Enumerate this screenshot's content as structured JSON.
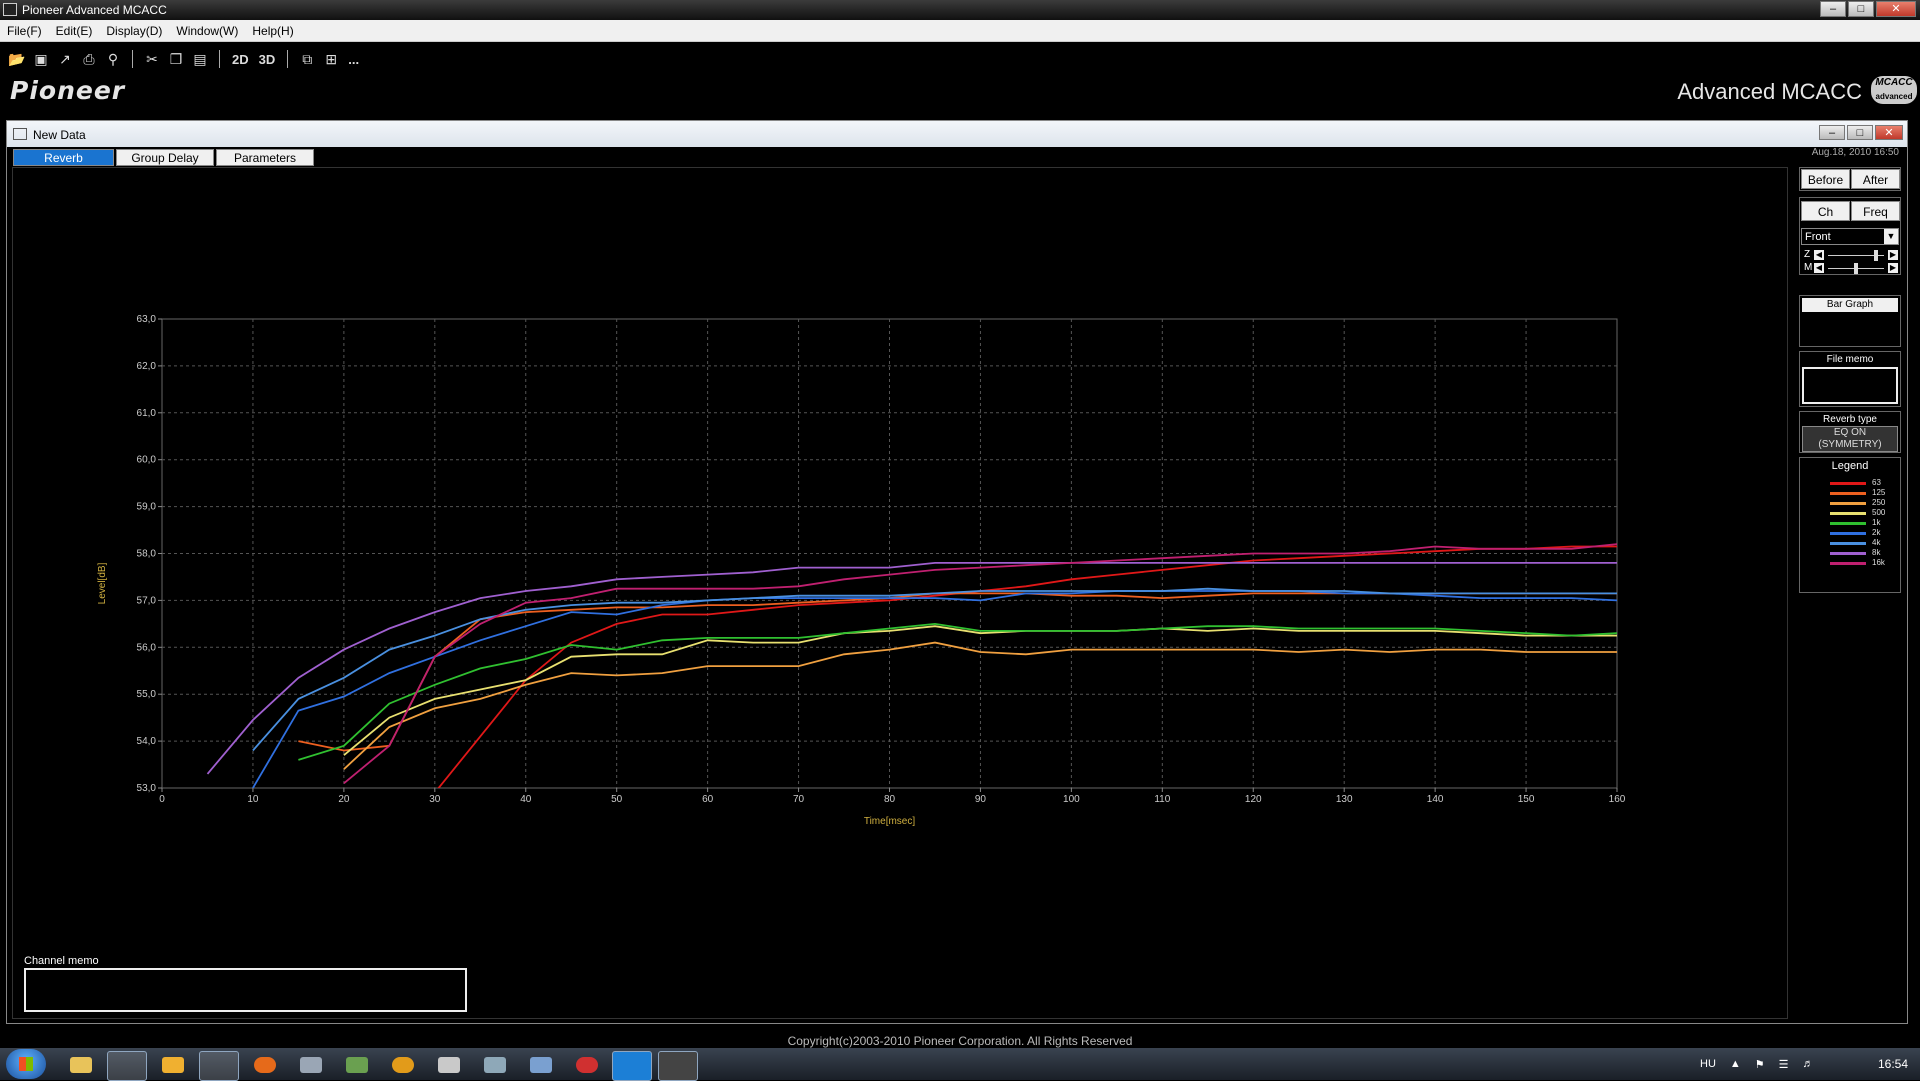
{
  "window": {
    "title": "Pioneer Advanced MCACC"
  },
  "menu": [
    "File(F)",
    "Edit(E)",
    "Display(D)",
    "Window(W)",
    "Help(H)"
  ],
  "toolbar": {
    "icons": [
      "open-icon",
      "save-icon",
      "graph-icon",
      "print-icon",
      "print-preview-icon",
      "cut-icon",
      "copy-icon",
      "paste-icon"
    ],
    "view2d": "2D",
    "view3d": "3D",
    "extra": "...",
    "brand": "Pioneer",
    "product": "Advanced MCACC",
    "badge_line1": "MCACC",
    "badge_line2": "advanced"
  },
  "subwindow": {
    "title": "New Data",
    "datetime": "Aug.18, 2010 16:50",
    "tabs": [
      "Reverb",
      "Group Delay",
      "Parameters"
    ],
    "active_tab": 0
  },
  "panel": {
    "before": "Before",
    "after": "After",
    "ch": "Ch",
    "freq": "Freq",
    "channel": "Front",
    "slider_z": "Z",
    "slider_m": "M",
    "slider_z_level": 0.88,
    "slider_m_level": 0.5,
    "bar_graph": "Bar Graph",
    "file_memo": "File memo",
    "reverb_type": "Reverb type",
    "reverb_type_value1": "EQ ON",
    "reverb_type_value2": "(SYMMETRY)",
    "legend_title": "Legend"
  },
  "channel_memo": "Channel memo",
  "copyright": "Copyright(c)2003-2010 Pioneer Corporation. All Rights Reserved",
  "taskbar": {
    "lang": "HU",
    "time": "16:54"
  },
  "colors": {
    "63": "#e01818",
    "125": "#ee6020",
    "250": "#f0a040",
    "500": "#e8e070",
    "1k": "#30c030",
    "2k": "#3070e0",
    "4k": "#4a90e0",
    "8k": "#a060d0",
    "16k": "#c02070"
  },
  "chart_data": {
    "type": "line",
    "xlabel": "Time[msec]",
    "ylabel": "Level[dB]",
    "xlim": [
      0,
      160
    ],
    "ylim": [
      53.0,
      63.0
    ],
    "xticks": [
      0,
      10,
      20,
      30,
      40,
      50,
      60,
      70,
      80,
      90,
      100,
      110,
      120,
      130,
      140,
      150,
      160
    ],
    "yticks": [
      "53,0",
      "54,0",
      "55,0",
      "56,0",
      "57,0",
      "58,0",
      "59,0",
      "60,0",
      "61,0",
      "62,0",
      "63,0"
    ],
    "grid": true,
    "x": [
      5,
      10,
      15,
      20,
      25,
      30,
      35,
      40,
      45,
      50,
      55,
      60,
      65,
      70,
      75,
      80,
      85,
      90,
      95,
      100,
      105,
      110,
      115,
      120,
      125,
      130,
      135,
      140,
      145,
      150,
      155,
      160
    ],
    "series": [
      {
        "name": "63",
        "color": "#e01818",
        "values": [
          null,
          null,
          null,
          null,
          null,
          52.9,
          54.1,
          55.3,
          56.1,
          56.5,
          56.7,
          56.7,
          56.8,
          56.9,
          56.95,
          57.0,
          57.1,
          57.2,
          57.3,
          57.45,
          57.55,
          57.65,
          57.75,
          57.85,
          57.9,
          57.95,
          58.0,
          58.05,
          58.1,
          58.1,
          58.15,
          58.15
        ]
      },
      {
        "name": "125",
        "color": "#ee6020",
        "values": [
          null,
          null,
          54.0,
          53.8,
          53.9,
          55.8,
          56.6,
          56.75,
          56.8,
          56.85,
          56.85,
          56.9,
          56.9,
          56.95,
          57.0,
          57.05,
          57.15,
          57.15,
          57.15,
          57.1,
          57.1,
          57.05,
          57.1,
          57.15,
          57.15,
          57.15,
          57.15,
          57.15,
          57.15,
          57.15,
          57.15,
          57.15
        ]
      },
      {
        "name": "250",
        "color": "#f0a040",
        "values": [
          null,
          null,
          null,
          53.4,
          54.3,
          54.7,
          54.9,
          55.2,
          55.45,
          55.4,
          55.45,
          55.6,
          55.6,
          55.6,
          55.85,
          55.95,
          56.1,
          55.9,
          55.85,
          55.95,
          55.95,
          55.95,
          55.95,
          55.95,
          55.9,
          55.95,
          55.9,
          55.95,
          55.95,
          55.9,
          55.9,
          55.9
        ]
      },
      {
        "name": "500",
        "color": "#e8e070",
        "values": [
          null,
          null,
          null,
          53.7,
          54.5,
          54.9,
          55.1,
          55.3,
          55.8,
          55.85,
          55.85,
          56.15,
          56.1,
          56.1,
          56.3,
          56.35,
          56.45,
          56.3,
          56.35,
          56.35,
          56.35,
          56.4,
          56.35,
          56.4,
          56.35,
          56.35,
          56.35,
          56.35,
          56.3,
          56.25,
          56.25,
          56.25
        ]
      },
      {
        "name": "1k",
        "color": "#30c030",
        "values": [
          null,
          null,
          53.6,
          53.9,
          54.8,
          55.2,
          55.55,
          55.75,
          56.05,
          55.95,
          56.15,
          56.2,
          56.2,
          56.2,
          56.3,
          56.4,
          56.5,
          56.35,
          56.35,
          56.35,
          56.35,
          56.4,
          56.45,
          56.45,
          56.4,
          56.4,
          56.4,
          56.4,
          56.35,
          56.3,
          56.25,
          56.3
        ]
      },
      {
        "name": "2k",
        "color": "#3070e0",
        "values": [
          null,
          53.0,
          54.65,
          54.95,
          55.45,
          55.8,
          56.15,
          56.45,
          56.75,
          56.7,
          56.9,
          57.0,
          57.05,
          57.05,
          57.05,
          57.05,
          57.05,
          57.0,
          57.15,
          57.15,
          57.2,
          57.2,
          57.2,
          57.2,
          57.2,
          57.15,
          57.15,
          57.1,
          57.05,
          57.05,
          57.05,
          57.0
        ]
      },
      {
        "name": "4k",
        "color": "#4a90e0",
        "values": [
          null,
          53.8,
          54.9,
          55.35,
          55.95,
          56.25,
          56.6,
          56.8,
          56.9,
          56.95,
          56.95,
          57.0,
          57.05,
          57.1,
          57.1,
          57.1,
          57.15,
          57.2,
          57.2,
          57.2,
          57.2,
          57.2,
          57.25,
          57.2,
          57.2,
          57.2,
          57.15,
          57.15,
          57.15,
          57.15,
          57.15,
          57.15
        ]
      },
      {
        "name": "8k",
        "color": "#a060d0",
        "values": [
          53.3,
          54.45,
          55.35,
          55.95,
          56.4,
          56.75,
          57.05,
          57.2,
          57.3,
          57.45,
          57.5,
          57.55,
          57.6,
          57.7,
          57.7,
          57.7,
          57.8,
          57.8,
          57.8,
          57.8,
          57.8,
          57.8,
          57.8,
          57.8,
          57.8,
          57.8,
          57.8,
          57.8,
          57.8,
          57.8,
          57.8,
          57.8
        ]
      },
      {
        "name": "16k",
        "color": "#c02070",
        "values": [
          null,
          null,
          null,
          53.1,
          53.9,
          55.8,
          56.5,
          56.95,
          57.05,
          57.25,
          57.25,
          57.25,
          57.25,
          57.3,
          57.45,
          57.55,
          57.65,
          57.7,
          57.75,
          57.8,
          57.85,
          57.9,
          57.95,
          58.0,
          58.0,
          58.0,
          58.05,
          58.15,
          58.1,
          58.1,
          58.1,
          58.2
        ]
      }
    ]
  }
}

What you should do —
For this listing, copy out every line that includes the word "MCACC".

Task response —
    "title": "Pioneer Advanced MCACC"
    "product": "Advanced MCACC",
    "badge_line1": "MCACC",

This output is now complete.